• Haith is eager to see some vocal leaders emerge from this current group, though the odds-on favorites are Clarkson, Brown and senior forward Earnest Ross.
“Gotta have it, can’t win without it,” Haith said. "I see Jordan and Jabari (Brown) moving to the forefront. It’s probably not Jabari’s nature, but I am force-feeding that to him and encouraging him because both have the ability to be the leaders of this team. Even Earnest, he could add leadership.”
• Speaking of Brown, Haith said the 6-foot-5, 214-pound guard looks fantastic after another offseason with strength coach Todor Pandov.
“He is a man right now, a rocked-up guy,” Haith said. “For a guard, he’s got great strength.”
• Haith said Baylor transfer Deuce Bello, a 6-foot-4 swingman who will sit out the upcoming season, had surgery to repair a stress fracture this offseason.
“It was his tibia, but he’s fine,” Haith said. “He’s been rehabbing and he’ll be good to go.”

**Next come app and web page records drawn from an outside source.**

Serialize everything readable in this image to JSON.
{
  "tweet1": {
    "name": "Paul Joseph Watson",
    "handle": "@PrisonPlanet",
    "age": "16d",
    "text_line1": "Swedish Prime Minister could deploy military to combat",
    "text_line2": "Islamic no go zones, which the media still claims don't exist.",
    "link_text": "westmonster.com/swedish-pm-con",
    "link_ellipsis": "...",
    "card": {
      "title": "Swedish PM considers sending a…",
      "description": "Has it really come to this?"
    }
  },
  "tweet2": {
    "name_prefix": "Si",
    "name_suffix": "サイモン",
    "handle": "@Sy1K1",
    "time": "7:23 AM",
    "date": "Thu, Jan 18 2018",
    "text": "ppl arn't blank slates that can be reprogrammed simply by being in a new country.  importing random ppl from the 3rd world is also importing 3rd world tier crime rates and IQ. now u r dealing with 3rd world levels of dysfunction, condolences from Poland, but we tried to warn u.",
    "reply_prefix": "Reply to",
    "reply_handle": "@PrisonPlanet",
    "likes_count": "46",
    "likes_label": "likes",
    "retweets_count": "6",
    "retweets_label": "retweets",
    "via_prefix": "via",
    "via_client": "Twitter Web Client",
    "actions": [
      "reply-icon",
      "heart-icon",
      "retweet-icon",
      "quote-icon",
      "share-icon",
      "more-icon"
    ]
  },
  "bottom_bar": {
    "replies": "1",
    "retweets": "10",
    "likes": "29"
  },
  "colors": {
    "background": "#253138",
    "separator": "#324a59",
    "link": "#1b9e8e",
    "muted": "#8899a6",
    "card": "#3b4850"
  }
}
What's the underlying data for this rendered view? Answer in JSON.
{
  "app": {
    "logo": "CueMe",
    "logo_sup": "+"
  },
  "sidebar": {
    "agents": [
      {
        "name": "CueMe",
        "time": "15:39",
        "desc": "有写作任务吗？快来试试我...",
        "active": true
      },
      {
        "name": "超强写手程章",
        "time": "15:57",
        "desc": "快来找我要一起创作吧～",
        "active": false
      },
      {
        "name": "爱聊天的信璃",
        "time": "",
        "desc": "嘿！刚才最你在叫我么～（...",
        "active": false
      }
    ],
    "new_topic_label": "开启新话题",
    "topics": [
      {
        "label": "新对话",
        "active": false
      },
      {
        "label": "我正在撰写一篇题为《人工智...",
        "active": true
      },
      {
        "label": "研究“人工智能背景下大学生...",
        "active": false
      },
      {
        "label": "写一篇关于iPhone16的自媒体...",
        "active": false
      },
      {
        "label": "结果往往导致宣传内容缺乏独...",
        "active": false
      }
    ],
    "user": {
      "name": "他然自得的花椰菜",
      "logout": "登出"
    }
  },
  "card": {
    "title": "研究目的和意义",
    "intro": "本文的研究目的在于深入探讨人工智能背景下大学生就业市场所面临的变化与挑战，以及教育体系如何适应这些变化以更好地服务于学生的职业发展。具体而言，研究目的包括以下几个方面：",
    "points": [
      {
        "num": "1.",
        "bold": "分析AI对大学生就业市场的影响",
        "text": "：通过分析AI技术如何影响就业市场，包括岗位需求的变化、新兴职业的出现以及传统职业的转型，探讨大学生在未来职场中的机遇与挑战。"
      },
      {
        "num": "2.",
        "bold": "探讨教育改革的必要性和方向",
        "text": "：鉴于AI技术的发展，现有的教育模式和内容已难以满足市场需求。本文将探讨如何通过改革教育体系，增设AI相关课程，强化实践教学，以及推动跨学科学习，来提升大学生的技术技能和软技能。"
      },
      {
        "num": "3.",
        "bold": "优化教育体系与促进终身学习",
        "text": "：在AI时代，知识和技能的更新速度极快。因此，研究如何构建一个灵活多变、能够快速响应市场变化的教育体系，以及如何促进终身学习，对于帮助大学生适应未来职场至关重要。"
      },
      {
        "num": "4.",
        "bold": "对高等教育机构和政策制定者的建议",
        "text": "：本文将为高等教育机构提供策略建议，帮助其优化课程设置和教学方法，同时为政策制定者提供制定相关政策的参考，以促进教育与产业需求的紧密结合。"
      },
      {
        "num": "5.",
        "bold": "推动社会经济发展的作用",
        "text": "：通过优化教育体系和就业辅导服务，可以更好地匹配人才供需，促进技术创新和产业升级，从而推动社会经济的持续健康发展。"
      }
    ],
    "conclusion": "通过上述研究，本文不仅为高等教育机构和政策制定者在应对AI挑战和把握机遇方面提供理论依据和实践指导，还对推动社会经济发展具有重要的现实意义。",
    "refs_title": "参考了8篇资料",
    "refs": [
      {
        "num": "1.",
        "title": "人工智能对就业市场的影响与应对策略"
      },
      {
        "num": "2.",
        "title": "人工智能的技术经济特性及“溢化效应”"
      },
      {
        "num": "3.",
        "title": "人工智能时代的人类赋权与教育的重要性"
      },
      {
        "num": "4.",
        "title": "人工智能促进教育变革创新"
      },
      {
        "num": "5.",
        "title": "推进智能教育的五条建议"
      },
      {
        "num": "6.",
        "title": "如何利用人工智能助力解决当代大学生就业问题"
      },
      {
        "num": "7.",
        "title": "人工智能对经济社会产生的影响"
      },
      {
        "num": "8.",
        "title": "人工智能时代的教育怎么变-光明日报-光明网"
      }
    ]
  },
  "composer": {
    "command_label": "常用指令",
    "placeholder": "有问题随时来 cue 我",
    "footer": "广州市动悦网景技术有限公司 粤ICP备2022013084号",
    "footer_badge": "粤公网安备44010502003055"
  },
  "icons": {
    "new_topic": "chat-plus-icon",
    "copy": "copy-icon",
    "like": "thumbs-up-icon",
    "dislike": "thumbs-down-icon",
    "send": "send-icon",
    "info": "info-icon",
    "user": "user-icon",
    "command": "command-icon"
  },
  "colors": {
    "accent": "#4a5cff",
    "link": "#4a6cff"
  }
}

• Haith is also high on Louisville transfer Zach Price, a 6-foot-11 center who will become eligible in 2014.
“He is like Keanau, he moves well for a guy his size,” Haith said. “He’s a lefty post guy too, which is a great quality to have. He’s been coached, he works hard and he gives us another big body with a presence.”
• For those wondering why Missouri scheduled a home exhibition game against Oklahoma City University this season (instead of another in-state school), Haith said his personal relationship with OCU coach Dionne Phelps played a big role.
“We’ve played in-state guys every year, this is just something different,” Haith said. “I’m friends with the coach there, and he and I talked about playing. It’s nothing more than that. We always try to play in-state opponents and we’ll more than likely continue to do that.”